** EXERCISE BRIEF **
Write out the data below in full, unchanged, minus the images.

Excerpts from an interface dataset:
• • • •

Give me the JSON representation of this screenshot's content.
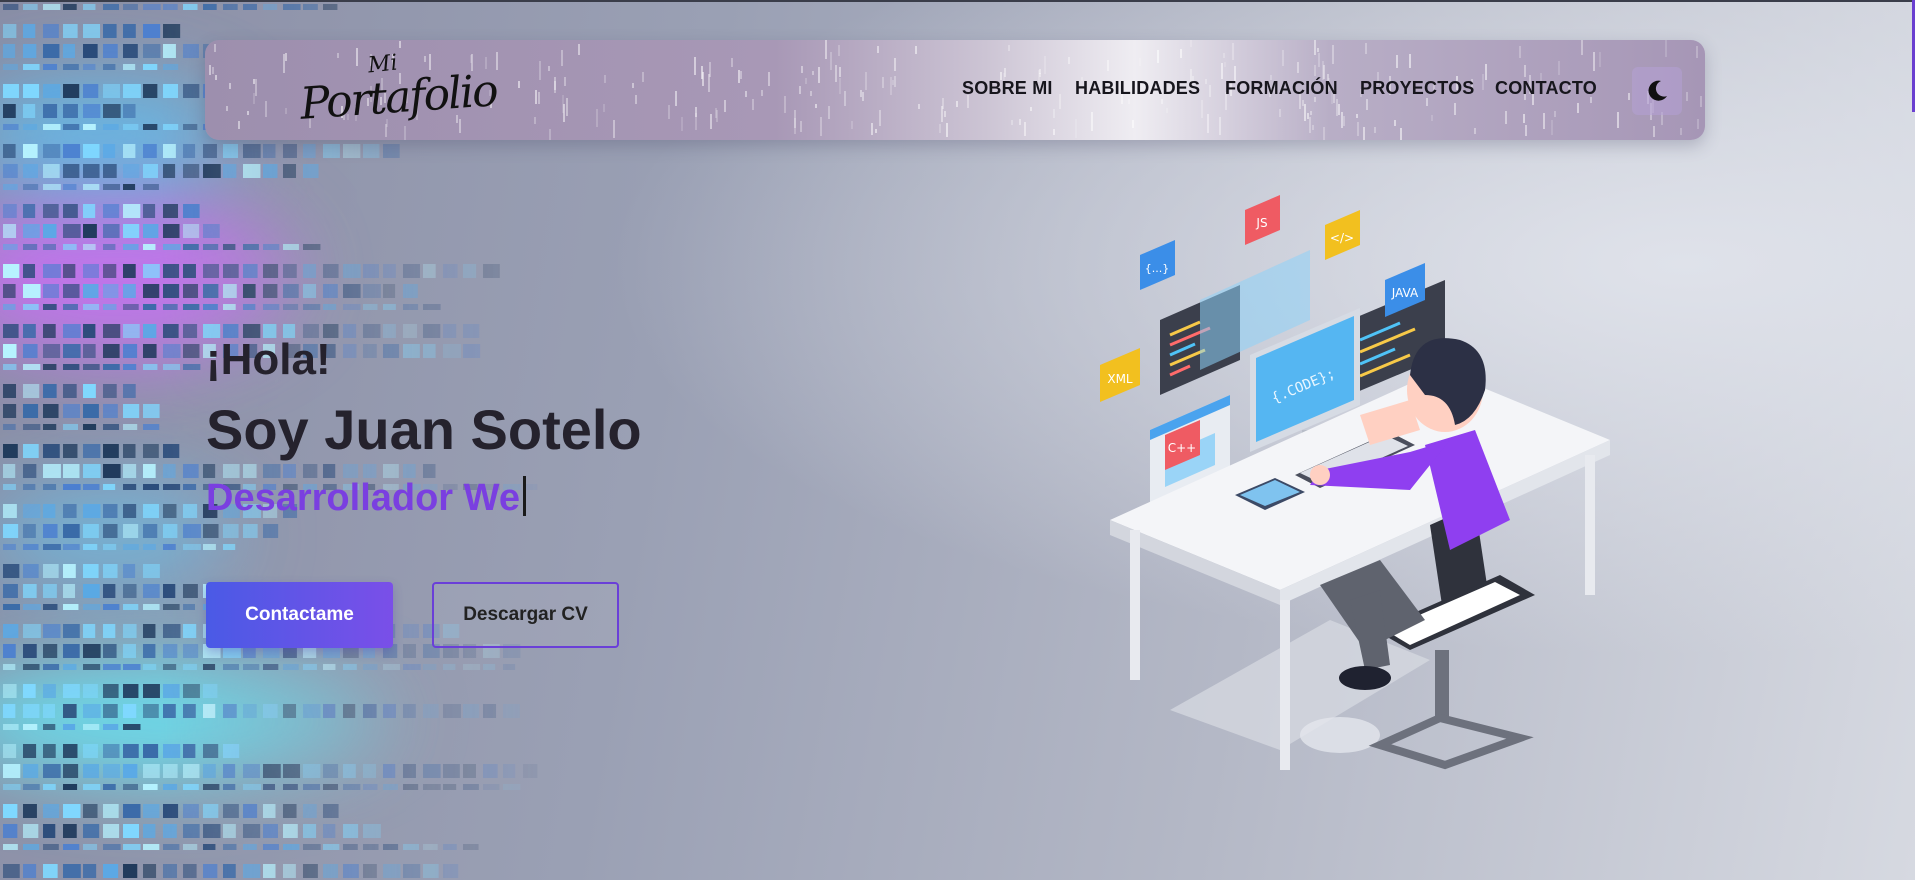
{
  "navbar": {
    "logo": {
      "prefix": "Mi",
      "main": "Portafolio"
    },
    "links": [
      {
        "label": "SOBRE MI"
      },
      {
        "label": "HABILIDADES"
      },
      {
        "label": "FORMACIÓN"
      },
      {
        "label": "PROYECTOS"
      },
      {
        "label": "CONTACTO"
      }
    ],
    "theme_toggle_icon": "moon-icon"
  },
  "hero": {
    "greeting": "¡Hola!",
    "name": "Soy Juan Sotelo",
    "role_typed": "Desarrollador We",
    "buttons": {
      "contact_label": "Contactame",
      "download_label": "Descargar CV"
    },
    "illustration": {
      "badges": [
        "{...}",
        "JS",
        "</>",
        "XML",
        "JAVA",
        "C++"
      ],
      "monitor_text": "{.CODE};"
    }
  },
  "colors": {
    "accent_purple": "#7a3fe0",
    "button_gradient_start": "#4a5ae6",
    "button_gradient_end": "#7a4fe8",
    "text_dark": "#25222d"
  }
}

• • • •

** ANSWER FOR THIS EXERCISE **
Give me the JSON representation of this screenshot's content.
{
  "navbar": {
    "logo": {
      "prefix": "Mi",
      "main": "Portafolio"
    },
    "links": [
      {
        "label": "SOBRE MI"
      },
      {
        "label": "HABILIDADES"
      },
      {
        "label": "FORMACIÓN"
      },
      {
        "label": "PROYECTOS"
      },
      {
        "label": "CONTACTO"
      }
    ],
    "theme_toggle_icon": "moon-icon"
  },
  "hero": {
    "greeting": "¡Hola!",
    "name": "Soy Juan Sotelo",
    "role_typed": "Desarrollador We",
    "buttons": {
      "contact_label": "Contactame",
      "download_label": "Descargar CV"
    },
    "illustration": {
      "badges": [
        "{...}",
        "JS",
        "</>",
        "XML",
        "JAVA",
        "C++"
      ],
      "monitor_text": "{.CODE};"
    }
  },
  "colors": {
    "accent_purple": "#7a3fe0",
    "button_gradient_start": "#4a5ae6",
    "button_gradient_end": "#7a4fe8",
    "text_dark": "#25222d"
  }
}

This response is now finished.